(Records from a data source)

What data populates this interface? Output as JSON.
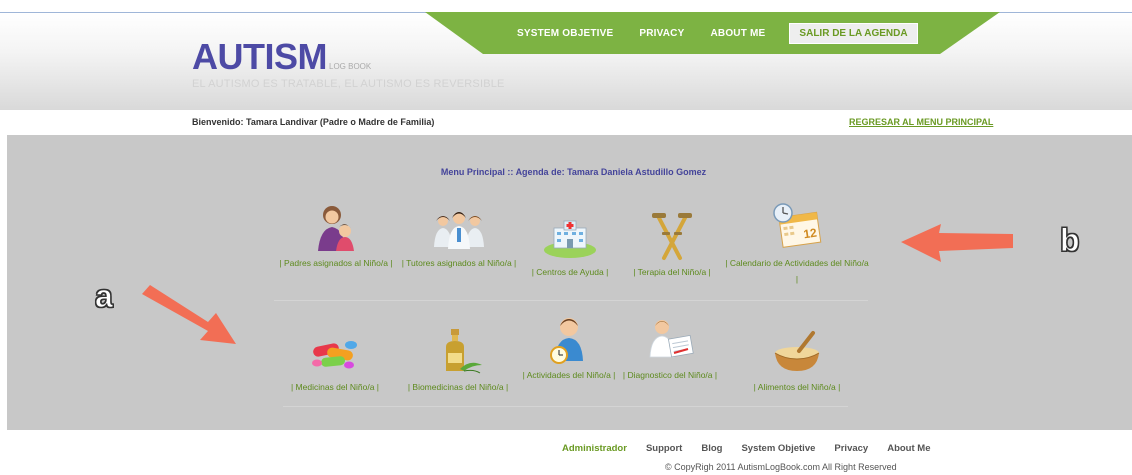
{
  "nav": {
    "items": [
      "SYSTEM OBJETIVE",
      "PRIVACY",
      "ABOUT ME"
    ],
    "exit_label": "SALIR DE LA AGENDA"
  },
  "logo": {
    "main": "AUTISM",
    "sub": "LOG BOOK"
  },
  "tagline": "EL AUTISMO ES TRATABLE, EL AUTISMO ES REVERSIBLE",
  "welcome": "Bienvenido: Tamara Landivar (Padre o Madre de Familia)",
  "back_link": "REGRESAR AL MENU PRINCIPAL",
  "menu_title": "Menu Principal :: Agenda de: Tamara Daniela Astudillo Gomez",
  "tiles_row1": [
    {
      "label": "| Padres asignados al Niño/a |",
      "icon": "parents-icon"
    },
    {
      "label": "| Tutores asignados al Niño/a |",
      "icon": "tutors-icon"
    },
    {
      "label": "| Centros de Ayuda |",
      "icon": "help-center-icon"
    },
    {
      "label": "| Terapia del Niño/a |",
      "icon": "crutches-icon"
    },
    {
      "label": "| Calendario de Actividades del Niño/a |",
      "icon": "calendar-icon"
    }
  ],
  "tiles_row2": [
    {
      "label": "| Medicinas del Niño/a |",
      "icon": "pills-icon"
    },
    {
      "label": "| Biomedicinas del Niño/a |",
      "icon": "herbal-bottle-icon"
    },
    {
      "label": "| Actividades del Niño/a |",
      "icon": "child-clock-icon"
    },
    {
      "label": "| Diagnostico del Niño/a |",
      "icon": "doctor-diagnosis-icon"
    },
    {
      "label": "| Alimentos del Niño/a |",
      "icon": "food-bowl-icon"
    }
  ],
  "markers": {
    "a": "a",
    "b": "b"
  },
  "footer": {
    "links": [
      "Administrador",
      "Support",
      "Blog",
      "System Objetive",
      "Privacy",
      "About Me"
    ],
    "copyright": "© CopyRigh 2011 AutismLogBook.com All Right Reserved"
  },
  "colors": {
    "brand": "#4d4aa5",
    "accent_green": "#7cb342",
    "link_green": "#6a9a23",
    "panel_grey": "#c8c8c8",
    "arrow": "#f07050"
  }
}
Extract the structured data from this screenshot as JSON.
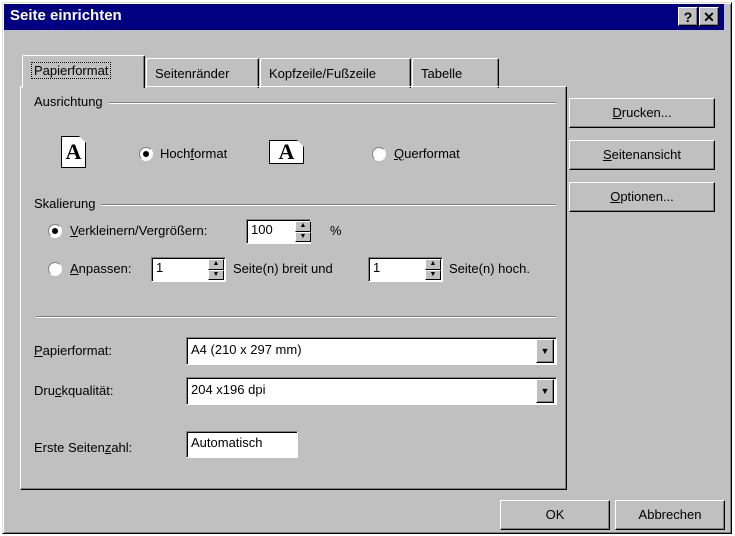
{
  "window": {
    "title": "Seite einrichten",
    "help_label": "?",
    "close_label": "✕"
  },
  "tabs": [
    {
      "label": "Papierformat"
    },
    {
      "label": "Seitenränder"
    },
    {
      "label": "Kopfzeile/Fußzeile"
    },
    {
      "label": "Tabelle"
    }
  ],
  "orientation": {
    "group_label": "Ausrichtung",
    "portrait_label_pre": "Hoch",
    "portrait_label_u": "f",
    "portrait_label_post": "ormat",
    "landscape_label_u": "Q",
    "landscape_label_post": "uerformat",
    "portrait_icon": "A",
    "landscape_icon": "A",
    "selected": "portrait"
  },
  "scaling": {
    "group_label": "Skalierung",
    "reduce_label_u": "V",
    "reduce_label_post": "erkleinern/Vergrößern:",
    "reduce_value": "100",
    "percent_label": "%",
    "fit_label_u": "A",
    "fit_label_post": "npassen:",
    "fit_wide_value": "1",
    "fit_wide_label": "Seite(n) breit und",
    "fit_tall_value": "1",
    "fit_tall_label": "Seite(n) hoch.",
    "selected": "reduce"
  },
  "paper": {
    "size_label_u": "P",
    "size_label_post": "apierformat:",
    "size_value": "A4 (210 x 297 mm)",
    "quality_label_pre": "Dru",
    "quality_label_u": "c",
    "quality_label_post": "kqualität:",
    "quality_value": "204 x196 dpi",
    "first_page_label_pre": "Erste Seiten",
    "first_page_label_u": "z",
    "first_page_label_post": "ahl:",
    "first_page_value": "Automatisch"
  },
  "side_buttons": {
    "print_u": "D",
    "print_post": "rucken...",
    "preview_u": "S",
    "preview_post": "eitenansicht",
    "options_u": "O",
    "options_post": "ptionen..."
  },
  "footer": {
    "ok_label": "OK",
    "cancel_label": "Abbrechen"
  },
  "icons": {
    "dropdown_arrow": "▼",
    "spin_up": "▲",
    "spin_down": "▼"
  }
}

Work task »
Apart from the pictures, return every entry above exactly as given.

Result for this exercise »
What data populates this interface? Output as JSON.
{
  "nav": {
    "items": [
      "SYSTEM OBJETIVE",
      "PRIVACY",
      "ABOUT ME"
    ],
    "exit_label": "SALIR DE LA AGENDA"
  },
  "logo": {
    "main": "AUTISM",
    "sub": "LOG BOOK"
  },
  "tagline": "EL AUTISMO ES TRATABLE, EL AUTISMO ES REVERSIBLE",
  "welcome": "Bienvenido: Tamara Landivar (Padre o Madre de Familia)",
  "back_link": "REGRESAR AL MENU PRINCIPAL",
  "menu_title": "Menu Principal :: Agenda de: Tamara Daniela Astudillo Gomez",
  "tiles_row1": [
    {
      "label": "| Padres asignados al Niño/a |",
      "icon": "parents-icon"
    },
    {
      "label": "| Tutores asignados al Niño/a |",
      "icon": "tutors-icon"
    },
    {
      "label": "| Centros de Ayuda |",
      "icon": "help-center-icon"
    },
    {
      "label": "| Terapia del Niño/a |",
      "icon": "crutches-icon"
    },
    {
      "label": "| Calendario de Actividades del Niño/a |",
      "icon": "calendar-icon"
    }
  ],
  "tiles_row2": [
    {
      "label": "| Medicinas del Niño/a |",
      "icon": "pills-icon"
    },
    {
      "label": "| Biomedicinas del Niño/a |",
      "icon": "herbal-bottle-icon"
    },
    {
      "label": "| Actividades del Niño/a |",
      "icon": "child-clock-icon"
    },
    {
      "label": "| Diagnostico del Niño/a |",
      "icon": "doctor-diagnosis-icon"
    },
    {
      "label": "| Alimentos del Niño/a |",
      "icon": "food-bowl-icon"
    }
  ],
  "markers": {
    "a": "a",
    "b": "b"
  },
  "footer": {
    "links": [
      "Administrador",
      "Support",
      "Blog",
      "System Objetive",
      "Privacy",
      "About Me"
    ],
    "copyright": "© CopyRigh 2011 AutismLogBook.com All Right Reserved"
  },
  "colors": {
    "brand": "#4d4aa5",
    "accent_green": "#7cb342",
    "link_green": "#6a9a23",
    "panel_grey": "#c8c8c8",
    "arrow": "#f07050"
  }
}
Extract the structured data from this screenshot as JSON.
{
  "window": {
    "title": "Seite einrichten",
    "help_label": "?",
    "close_label": "✕"
  },
  "tabs": [
    {
      "label": "Papierformat"
    },
    {
      "label": "Seitenränder"
    },
    {
      "label": "Kopfzeile/Fußzeile"
    },
    {
      "label": "Tabelle"
    }
  ],
  "orientation": {
    "group_label": "Ausrichtung",
    "portrait_label_pre": "Hoch",
    "portrait_label_u": "f",
    "portrait_label_post": "ormat",
    "landscape_label_u": "Q",
    "landscape_label_post": "uerformat",
    "portrait_icon": "A",
    "landscape_icon": "A",
    "selected": "portrait"
  },
  "scaling": {
    "group_label": "Skalierung",
    "reduce_label_u": "V",
    "reduce_label_post": "erkleinern/Vergrößern:",
    "reduce_value": "100",
    "percent_label": "%",
    "fit_label_u": "A",
    "fit_label_post": "npassen:",
    "fit_wide_value": "1",
    "fit_wide_label": "Seite(n) breit und",
    "fit_tall_value": "1",
    "fit_tall_label": "Seite(n) hoch.",
    "selected": "reduce"
  },
  "paper": {
    "size_label_u": "P",
    "size_label_post": "apierformat:",
    "size_value": "A4 (210 x 297 mm)",
    "quality_label_pre": "Dru",
    "quality_label_u": "c",
    "quality_label_post": "kqualität:",
    "quality_value": "204 x196 dpi",
    "first_page_label_pre": "Erste Seiten",
    "first_page_label_u": "z",
    "first_page_label_post": "ahl:",
    "first_page_value": "Automatisch"
  },
  "side_buttons": {
    "print_u": "D",
    "print_post": "rucken...",
    "preview_u": "S",
    "preview_post": "eitenansicht",
    "options_u": "O",
    "options_post": "ptionen..."
  },
  "footer": {
    "ok_label": "OK",
    "cancel_label": "Abbrechen"
  },
  "icons": {
    "dropdown_arrow": "▼",
    "spin_up": "▲",
    "spin_down": "▼"
  }
}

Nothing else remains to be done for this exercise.